If you're jealous of Tony Stark's Iron Man suit, but don't have billions of dollars to build your own, a group of Japanese researchers have come up with a cheaper, and arguably more useful alternative: An extra pair of robot arms that can help out when your own limbs are busy.
Developed at the Inami Hiyama Laboratory at the University of Tokyo, along with researchers from Keio University, the MetaLimbs will officially be unveiled at the upcoming Siggraph 2017 conference, although this video gives us our first look at how the arms work.

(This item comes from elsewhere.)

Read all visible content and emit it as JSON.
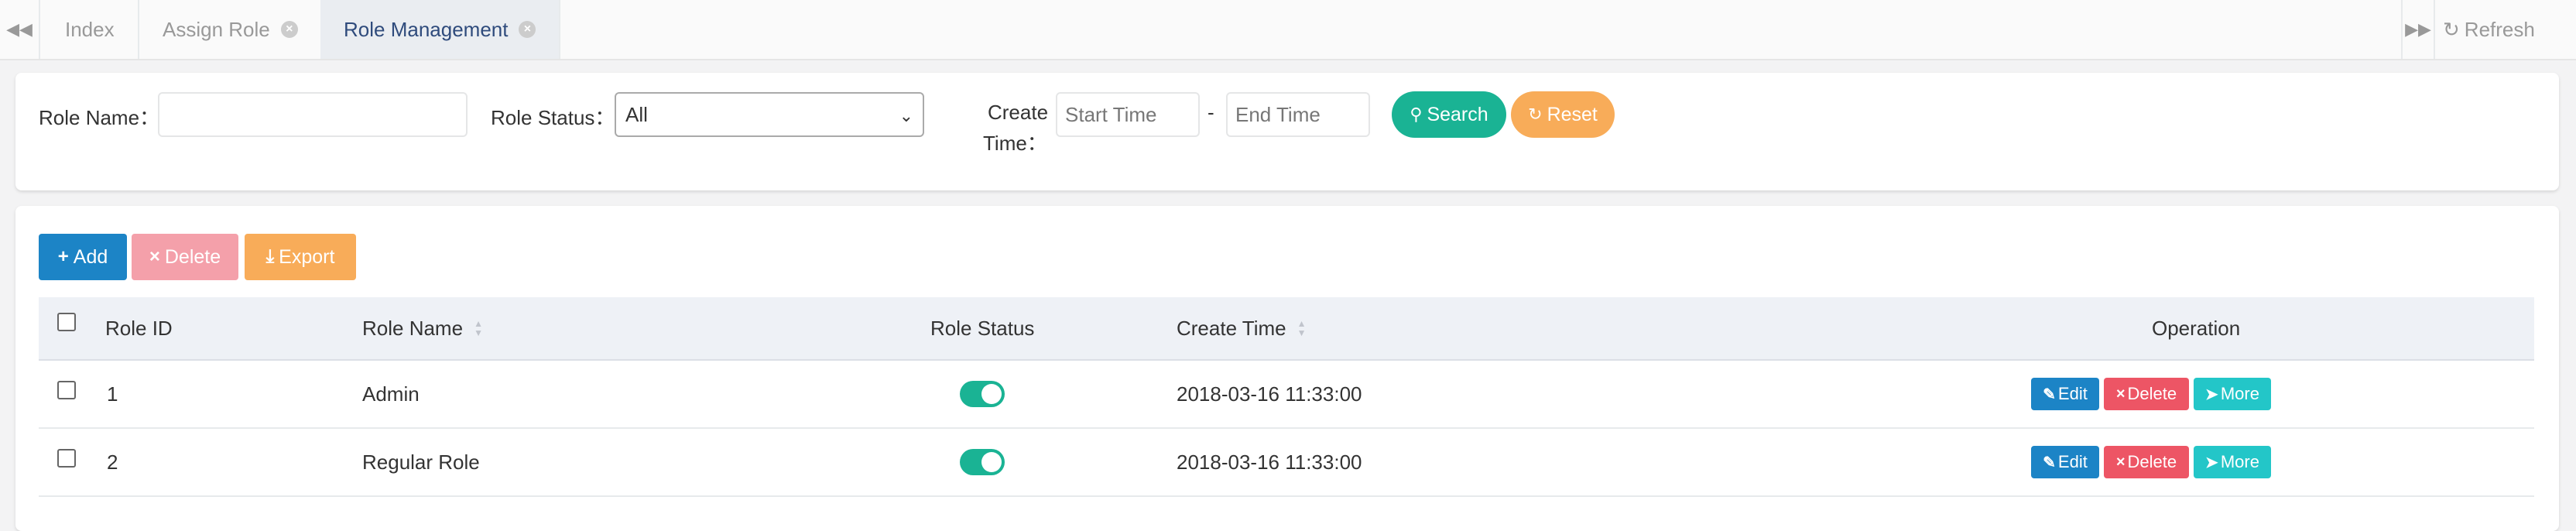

Instead of using mind control, or attempting to give the arms some level of autonomy and intelligence to know what the wearer wants them to do, the extra limbs mimic the movements of the user's legs. Motion tracking gear attached to their feet and knees directly translates the wearer's leg motions to the arms, giving the user precise control over their new helper limbs.
When I asked Johnny Matheny if I could shake his hand, I was admittedly a little nervous. The soft-spoken Floridian lost his lower left arm to cancer eight years back. His new arm — an advanced, mind-controlled prosthetic developed by DARPA — can crush a human human skull like a child squeezing a mandarin.
The approach does introduce some complications when it comes to using the arms while walking: You simply can't. And you can forget using them to rise to the top of the UFC fighting leagues.
This is far from the first attempt to create an artificial human limb, but previous attempts have focused on replacing arms or legs that have been lost in combat, or due to medical reasons. In comparison, the MetaLimbs are somewhat of a superfluous creation, worn mostly for convenience. But the research will almost surely benefit those developing replacement limbs as well, given the novel approach to how these arms can be precisely controlled.
There's no word on how far these researchers plan to take their brilliant creation, but the next time you're forced to work through your lunch hour, just imagine how wonderful an extra pair of arms would be, letting you enjoy a sandwich and drink without taking your real hands off your keyboard.